As a result of Layla's interview there have been some online discussions about the nature of pansexuality and how it differs to bisexuality. That's not a bad thing at all, but it's not what I wish to focus on. Instead I've been thinking more about those who feel this isn't a story, or at least shouldn't be a story, as if somehow this is completely irrelevant.

When there has been a reported surge in LGBT+ related hate crimes in the last year, orientation can hardly be dismissed as "irrelevant". When there is so much invisibility of bisexual and pansexual people, coming out as such actually serves as a powerful statement. Layla Moran has done, in one short interview, far more than I have managed to do for bi/pan visibility in ten years.

Of course, there will be those who dislike discussion of LGBT+ matters, who hide their prejudices behind the "it's not news" mantra. But there are also people who genuinely believe we are at a stage when such things no longer matter, that we're free to love who we want and society no longer cares about "labels".
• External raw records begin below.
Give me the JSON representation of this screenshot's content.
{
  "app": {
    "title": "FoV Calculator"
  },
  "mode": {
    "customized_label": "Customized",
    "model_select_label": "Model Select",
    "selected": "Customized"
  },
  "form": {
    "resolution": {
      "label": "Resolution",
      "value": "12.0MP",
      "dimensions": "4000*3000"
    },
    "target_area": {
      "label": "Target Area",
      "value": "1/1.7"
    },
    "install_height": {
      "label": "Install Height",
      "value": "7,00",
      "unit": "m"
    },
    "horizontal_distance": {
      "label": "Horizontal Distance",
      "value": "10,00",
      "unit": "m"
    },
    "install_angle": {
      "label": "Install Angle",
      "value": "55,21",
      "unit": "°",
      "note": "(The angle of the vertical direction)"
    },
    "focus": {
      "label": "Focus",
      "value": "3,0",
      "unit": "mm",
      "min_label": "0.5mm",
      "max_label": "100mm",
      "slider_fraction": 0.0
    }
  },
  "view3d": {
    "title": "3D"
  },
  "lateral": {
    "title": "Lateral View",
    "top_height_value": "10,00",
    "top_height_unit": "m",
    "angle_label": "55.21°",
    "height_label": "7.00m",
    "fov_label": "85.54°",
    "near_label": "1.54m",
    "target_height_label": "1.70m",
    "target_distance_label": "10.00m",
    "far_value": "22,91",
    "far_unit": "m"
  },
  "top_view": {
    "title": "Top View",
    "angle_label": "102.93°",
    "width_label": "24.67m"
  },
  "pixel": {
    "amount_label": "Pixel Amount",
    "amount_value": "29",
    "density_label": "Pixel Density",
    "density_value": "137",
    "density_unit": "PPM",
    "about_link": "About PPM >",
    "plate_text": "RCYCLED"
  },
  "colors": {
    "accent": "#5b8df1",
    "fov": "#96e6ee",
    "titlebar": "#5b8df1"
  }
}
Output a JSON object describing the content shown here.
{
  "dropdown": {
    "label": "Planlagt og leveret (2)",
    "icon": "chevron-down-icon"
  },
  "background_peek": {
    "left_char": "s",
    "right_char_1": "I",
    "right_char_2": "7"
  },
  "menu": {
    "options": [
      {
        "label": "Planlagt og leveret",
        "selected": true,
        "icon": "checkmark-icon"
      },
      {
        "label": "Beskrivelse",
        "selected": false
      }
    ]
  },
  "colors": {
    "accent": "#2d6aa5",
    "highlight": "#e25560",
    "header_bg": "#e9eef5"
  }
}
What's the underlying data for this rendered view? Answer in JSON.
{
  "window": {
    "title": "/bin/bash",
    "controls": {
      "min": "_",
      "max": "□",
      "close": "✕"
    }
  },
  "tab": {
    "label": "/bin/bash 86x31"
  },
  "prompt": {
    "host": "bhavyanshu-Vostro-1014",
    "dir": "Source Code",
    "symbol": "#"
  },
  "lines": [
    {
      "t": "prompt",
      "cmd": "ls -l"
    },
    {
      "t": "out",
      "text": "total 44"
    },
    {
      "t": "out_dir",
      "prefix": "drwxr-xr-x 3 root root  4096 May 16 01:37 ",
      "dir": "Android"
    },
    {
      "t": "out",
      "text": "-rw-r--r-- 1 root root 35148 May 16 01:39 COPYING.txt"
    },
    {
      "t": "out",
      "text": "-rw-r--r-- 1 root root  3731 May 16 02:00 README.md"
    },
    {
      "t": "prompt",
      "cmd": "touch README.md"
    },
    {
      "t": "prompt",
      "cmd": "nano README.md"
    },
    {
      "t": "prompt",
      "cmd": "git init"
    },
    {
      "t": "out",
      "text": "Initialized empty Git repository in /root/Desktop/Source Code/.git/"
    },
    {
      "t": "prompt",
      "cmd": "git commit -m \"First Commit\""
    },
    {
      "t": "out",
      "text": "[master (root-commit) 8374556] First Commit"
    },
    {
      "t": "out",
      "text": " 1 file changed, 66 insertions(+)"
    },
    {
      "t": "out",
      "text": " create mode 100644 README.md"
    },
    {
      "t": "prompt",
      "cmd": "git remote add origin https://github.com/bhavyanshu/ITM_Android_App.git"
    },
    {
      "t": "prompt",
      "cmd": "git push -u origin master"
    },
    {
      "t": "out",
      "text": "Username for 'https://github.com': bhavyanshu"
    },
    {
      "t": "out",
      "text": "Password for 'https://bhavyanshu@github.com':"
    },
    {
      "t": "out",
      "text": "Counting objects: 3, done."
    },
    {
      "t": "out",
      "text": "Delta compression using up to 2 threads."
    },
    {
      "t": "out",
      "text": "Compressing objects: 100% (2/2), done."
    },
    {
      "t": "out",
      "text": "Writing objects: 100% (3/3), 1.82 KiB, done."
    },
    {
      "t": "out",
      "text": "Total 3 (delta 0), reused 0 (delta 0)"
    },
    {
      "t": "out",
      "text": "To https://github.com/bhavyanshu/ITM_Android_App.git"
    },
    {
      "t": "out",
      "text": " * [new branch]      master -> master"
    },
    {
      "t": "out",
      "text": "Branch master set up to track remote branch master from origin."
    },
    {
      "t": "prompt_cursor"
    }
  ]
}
Firstly, I would say we can't be so complacent: the evidence confirms that while attitudes have significantly changed homo/bi/pan/trans-phobia remains a problem and there's still a great deal of progress to be made. Secondly, pansexuality is not a "label" - it's an authentically lived experience. I'm pleased Layla didn't simply state she was pansexual but talked about her relationship and brought that centre stage, which provided a human dimension "coming out" statements sometimes lack.

I think it's also fair to note that senior political figures can't keep their relationships hidden from the media for long, and it would be a bigger news story if people are "outed" by the press. In fact, it is likely that if Layla hadn't chosen to be open about this various media outlets would have been more than happy to "out" her on their terms. That is a disgraceful state of affairs, but an ongoing reality even in the supposedly enlightened 2020s. How much better is it for people to talk about their relationships so honestly and casually, and in a way which makes it easier for others to do the same?

Having people like Layla "coming out" will definitely help to "normalise" pansexuality and aid bi/pan visibility. It helps us understand that love is love. As Layla said: "we're in a really committed, loving, supportive relationship and I feel now is the time to talk about it because, as an MP, I spend a lot of time defending our community. I want people to know I am part of that community as well."  Believe me, this can really make a difference to our community and to how the public understand us.

If there are any doubts that bi and pan erasure is a problem, and one that is perpetuated by our media, take a look at the Daily Mail's headline. This kind of thing has to be challenged, as too the implied connection between lesbians and violence. (If you have the stomach, have a look at the comments beneath the piece and tell me there still isn't work to do...)

We can't dismiss this as somehow a non-story because we wish it to be. At a time when our community is coming under increasing attack, especially those who don't fit the gay-straight binary, it is absolutely vital we fight for everyone's rights to be - publicly - whoever they are. The party of individual liberty must surely be a party that not only guarantees the freedom to for people to love who they want, but to be honest and open about it too. As a bi person, I've never had anyone rudely cut me off mid-conversation when I'm talking about my wife on the basis that it's "not relevant". That certainly wasn't the case when I mentioned boyfriends.

LGBT+ Lib Dems have responded with a short statement in which they say: "we didn't know Layla was pansexual when we made her our Honorary President for 2020 - we just knew she was committed to supporting and defending our community. Now we know she's a part of it we couldn't be happier for her."

Obviously I wish Layla and Rosy all the best for the future. Thank you for your honesty, Layla - and for the way you opened up about your relationship!